It is worthwhile to note that none of the sad young people in this movie have any religious faith, much less a Christian one. Furthermore, none of them seem to have any ambition to create a family with children. The writer/director never stops to wonder if these deficiencies aren’t the reason why the lives of many college graduates are so empty and aimless. Academia’s hatred of religion and traditional family values is the problem. Unfortunately, too many of the leaders in the mass media have graduated from the colleges that teach such bigotry to America’s young people. Ironically, in FUNNY HA HA, the heroine starts working as a researcher for a professor in a college religion department, but other than that, the movie contains no references to religion.

In Brief:

FUNNY HA HA is a low-budget American movie about a post-graduate in Boston, Marnie, who fights off her alcoholic stupor but struggles to find lasting, profound relationships with her friends. All of her friends, and Marnie as well, have trouble communicating and expressing their feelings. After several embarrassing moments caused by alcohol, Marnie decides to lay off booze. She tries to get romantic with her friend Alex, but he keeps shooting her down, even though he just broke up with his girlfriend. Suddenly, on a whim, Alex and his ex-girlfriend marry, but the marriage apparently doesn’t click. In fact, Alex awkwardly tries to become the boyfriend Marnie wanted him to be, but she turns him down, finally seeing how superficial and unreliable he is.
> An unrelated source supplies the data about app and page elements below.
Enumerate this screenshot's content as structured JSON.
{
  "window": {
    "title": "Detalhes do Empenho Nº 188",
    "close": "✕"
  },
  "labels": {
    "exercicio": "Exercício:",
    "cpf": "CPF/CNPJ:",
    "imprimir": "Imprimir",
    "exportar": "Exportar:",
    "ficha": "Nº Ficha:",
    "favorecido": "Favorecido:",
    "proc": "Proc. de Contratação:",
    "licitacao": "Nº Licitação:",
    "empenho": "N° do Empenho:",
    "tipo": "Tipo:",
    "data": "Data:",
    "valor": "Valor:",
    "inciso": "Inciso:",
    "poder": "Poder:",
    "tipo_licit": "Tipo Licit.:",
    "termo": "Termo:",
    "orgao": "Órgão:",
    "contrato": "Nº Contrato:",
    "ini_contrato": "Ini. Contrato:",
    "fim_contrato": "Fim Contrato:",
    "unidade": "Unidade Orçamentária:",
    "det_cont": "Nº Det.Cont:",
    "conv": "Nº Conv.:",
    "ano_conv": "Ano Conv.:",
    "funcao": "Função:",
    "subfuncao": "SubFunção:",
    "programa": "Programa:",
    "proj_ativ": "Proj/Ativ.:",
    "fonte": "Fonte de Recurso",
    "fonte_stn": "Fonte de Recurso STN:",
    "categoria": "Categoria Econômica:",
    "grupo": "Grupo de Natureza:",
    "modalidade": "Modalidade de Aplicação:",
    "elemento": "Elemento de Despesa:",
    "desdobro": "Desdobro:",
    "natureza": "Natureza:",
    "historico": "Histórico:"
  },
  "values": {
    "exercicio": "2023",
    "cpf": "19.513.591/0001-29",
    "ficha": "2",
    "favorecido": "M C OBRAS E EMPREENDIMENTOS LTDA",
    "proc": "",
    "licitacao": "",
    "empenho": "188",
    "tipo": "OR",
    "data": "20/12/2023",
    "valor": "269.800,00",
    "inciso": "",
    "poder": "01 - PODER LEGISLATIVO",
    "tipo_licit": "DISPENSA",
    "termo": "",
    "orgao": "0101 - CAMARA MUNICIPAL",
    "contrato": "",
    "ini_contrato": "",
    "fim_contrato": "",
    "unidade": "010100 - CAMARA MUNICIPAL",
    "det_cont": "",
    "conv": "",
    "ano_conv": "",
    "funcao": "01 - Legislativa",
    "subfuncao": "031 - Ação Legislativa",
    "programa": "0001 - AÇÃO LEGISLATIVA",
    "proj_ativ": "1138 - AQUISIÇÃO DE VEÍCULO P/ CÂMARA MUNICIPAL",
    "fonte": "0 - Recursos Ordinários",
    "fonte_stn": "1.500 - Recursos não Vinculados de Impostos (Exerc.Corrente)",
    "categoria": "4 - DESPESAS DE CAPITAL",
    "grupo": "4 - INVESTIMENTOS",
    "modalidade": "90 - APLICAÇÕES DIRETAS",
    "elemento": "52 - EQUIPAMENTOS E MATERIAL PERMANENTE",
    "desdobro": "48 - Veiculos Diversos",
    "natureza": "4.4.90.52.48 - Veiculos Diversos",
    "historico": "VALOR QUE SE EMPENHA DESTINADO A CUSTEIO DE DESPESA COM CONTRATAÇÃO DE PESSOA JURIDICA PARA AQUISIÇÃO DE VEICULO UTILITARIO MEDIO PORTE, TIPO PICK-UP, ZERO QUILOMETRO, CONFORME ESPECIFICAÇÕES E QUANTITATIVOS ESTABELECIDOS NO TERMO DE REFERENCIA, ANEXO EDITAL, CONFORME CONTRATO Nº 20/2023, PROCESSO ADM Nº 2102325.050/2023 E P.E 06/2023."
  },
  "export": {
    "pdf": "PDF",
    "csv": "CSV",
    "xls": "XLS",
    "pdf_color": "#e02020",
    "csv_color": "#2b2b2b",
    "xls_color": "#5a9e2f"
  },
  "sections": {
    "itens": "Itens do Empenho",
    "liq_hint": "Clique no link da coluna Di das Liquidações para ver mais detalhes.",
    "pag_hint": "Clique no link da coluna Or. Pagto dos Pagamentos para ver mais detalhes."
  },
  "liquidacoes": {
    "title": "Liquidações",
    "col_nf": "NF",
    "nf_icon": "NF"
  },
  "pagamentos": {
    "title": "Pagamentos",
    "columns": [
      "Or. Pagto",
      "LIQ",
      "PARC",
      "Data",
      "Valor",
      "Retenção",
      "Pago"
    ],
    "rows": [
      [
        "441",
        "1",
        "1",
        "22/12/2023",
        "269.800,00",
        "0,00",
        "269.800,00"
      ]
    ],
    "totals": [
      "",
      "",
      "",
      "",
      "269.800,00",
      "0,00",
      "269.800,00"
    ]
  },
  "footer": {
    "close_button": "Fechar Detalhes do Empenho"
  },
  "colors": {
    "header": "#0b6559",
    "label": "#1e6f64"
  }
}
There’s not much of a story in FUNNY HA HA. Despite some funny scenes and positive elements, most of the dialogue and situations are pretty boring, because the director apparently wants to show how aimless, strange, lackluster, and alienated the lives of many young American graduates have become. This does not make for a compelling movie, however. Unrated by the MPAA, FUNNY HA HA contains R-rated foul language.